Guess what? Customers are human beings. Actually, if you’re in any way choosy with the projects you work with, your customers are probably nice enough human beings.
We’ve all worked with people who say ‘no’ to nearly everything. Bosses who appear at the end of a process only to say they don’t like the result. People who see problems everywhere. Customers who change their minds every second meeting. Because these situations affect our work, we’ve learnt to prevent and manage them. We know that we need to make sure that decision makers are involved in the process, we need to back up decisions with arguments, etc.
So basically there are people who find it very easy to say ‘no’, and ‘but’, and we kind of know how to deal with them. But other people find it extremely difficult.
Some customers feel uncomfortable to admit that they don’t like the result of someone else’s hard work. So they don’t say it. Or they say it way later than they should have.
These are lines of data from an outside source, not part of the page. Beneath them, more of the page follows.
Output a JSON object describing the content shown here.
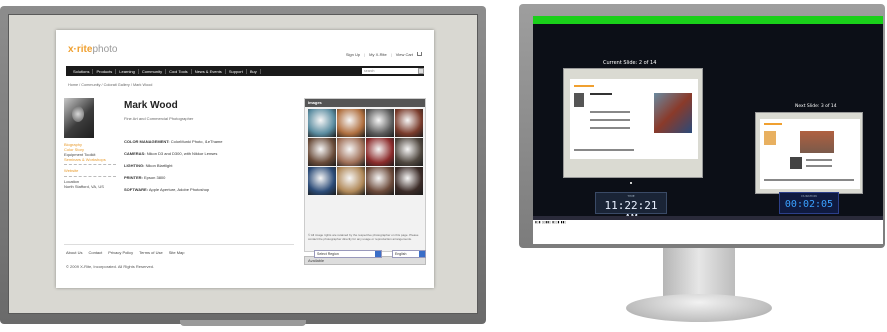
{
  "left_page": {
    "brand": {
      "name": "xritephoto",
      "prefix": "x·rite",
      "suffix": "photo"
    },
    "toplinks": [
      "Sign Up",
      "My X-Rite",
      "View Cart"
    ],
    "nav": [
      "Solutions",
      "Products",
      "Learning",
      "Community",
      "Cool Tools",
      "News & Events",
      "Support",
      "Buy"
    ],
    "search_placeholder": "search",
    "breadcrumb": "Home / Community / Colorati Gallery / Mark Wood",
    "profile": {
      "name": "Mark Wood",
      "subtitle": "Fine Art and Commercial Photographer",
      "details": [
        {
          "k": "COLOR MANAGEMENT:",
          "v": "ColorMunki Photo, i1eThame"
        },
        {
          "k": "CAMERAS:",
          "v": "Nikon D3 and D300, with Nikkor Lenses"
        },
        {
          "k": "LIGHTING:",
          "v": "Nikon Blartlight"
        },
        {
          "k": "PRINTER:",
          "v": "Epson 3800"
        },
        {
          "k": "SOFTWARE:",
          "v": "Apple Aperture, Adobe Photoshop"
        }
      ]
    },
    "sidebar": {
      "orange_links": [
        "Biography",
        "Color Story",
        "Seminars & Workshops"
      ],
      "gray_links": [
        "Equipment Toolkit"
      ],
      "website": "Website",
      "location_label": "Location",
      "location_value": "North Stafford, VA, US"
    },
    "images_panel": {
      "title": "Images",
      "rights": "© All image rights are retained by the respective photographer on this page. Please contact the photographer directly for any usage or reproduction arrangements.",
      "available": "Available"
    },
    "thumb_colors": [
      "#5a8ca0",
      "#b07040",
      "#5c5c5c",
      "#7a3c2c",
      "#6a4c3a",
      "#a07058",
      "#8c2c2c",
      "#504840",
      "#2c4c78",
      "#b08858",
      "#6c4a3a",
      "#3c2c28"
    ],
    "footer": {
      "links": [
        "About Us",
        "Contact",
        "Privacy Policy",
        "Terms of Use",
        "Site Map"
      ],
      "copyright": "© 2009 X-Rite, Incorporated. All Rights Reserved.",
      "region_select": "Select Region",
      "language_select": "English"
    }
  },
  "monitor": {
    "current_slide_label": "Current Slide: 2 of 14",
    "next_slide_label": "Next Slide: 3 of 14",
    "clock_label": "TIME",
    "clock_value": "11:22:21 AM",
    "timer_label": "DURATION",
    "timer_value": "00:02:05",
    "status_colors": {
      "top_bar": "#1ad01a",
      "clock_bg": "#1a2436",
      "timer_text": "#3aa0ff"
    }
  }
}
No matter how enthusiastic you are about your work, you’ve to give your customer a nice way out in case they don’t like it. You’ve to let them say ‘no’ in a comfortable, constructive way. You need to let them know that it’s fine to say ‘no’, and ‘but’, and ‘I’m not sure’. It‘s part of the process. It’s part of the progress.
Getting an honest reaction from the customer is easier if you don’t ask for a definite answer the same day you present your work. Let them digest it. Let them think and talk about it when you’re not there. Things can be discussed in front of you, but still, tell them to think about it for a couple of days, and then give a definite answer.
I’ve been doing this with web projects at different levels and it’s worked out well. It gives the customer confidence and a sense of real control. It’s a nice way to work.
But I’ve also experienced the opposite. I’ve seen people presenting their work with such enthusiasm that the customer felt they couldn’t really say ‘no’. At least not right there, right then. A few days later, when the truth is said, problems of all sorts arise.
Remember: customers can actually be very nice people. They might find it hard to say they’re not convinced with your work. Not only this: they might be right in not being happy with your work! Encourage them to tell the truth, and listen carefully.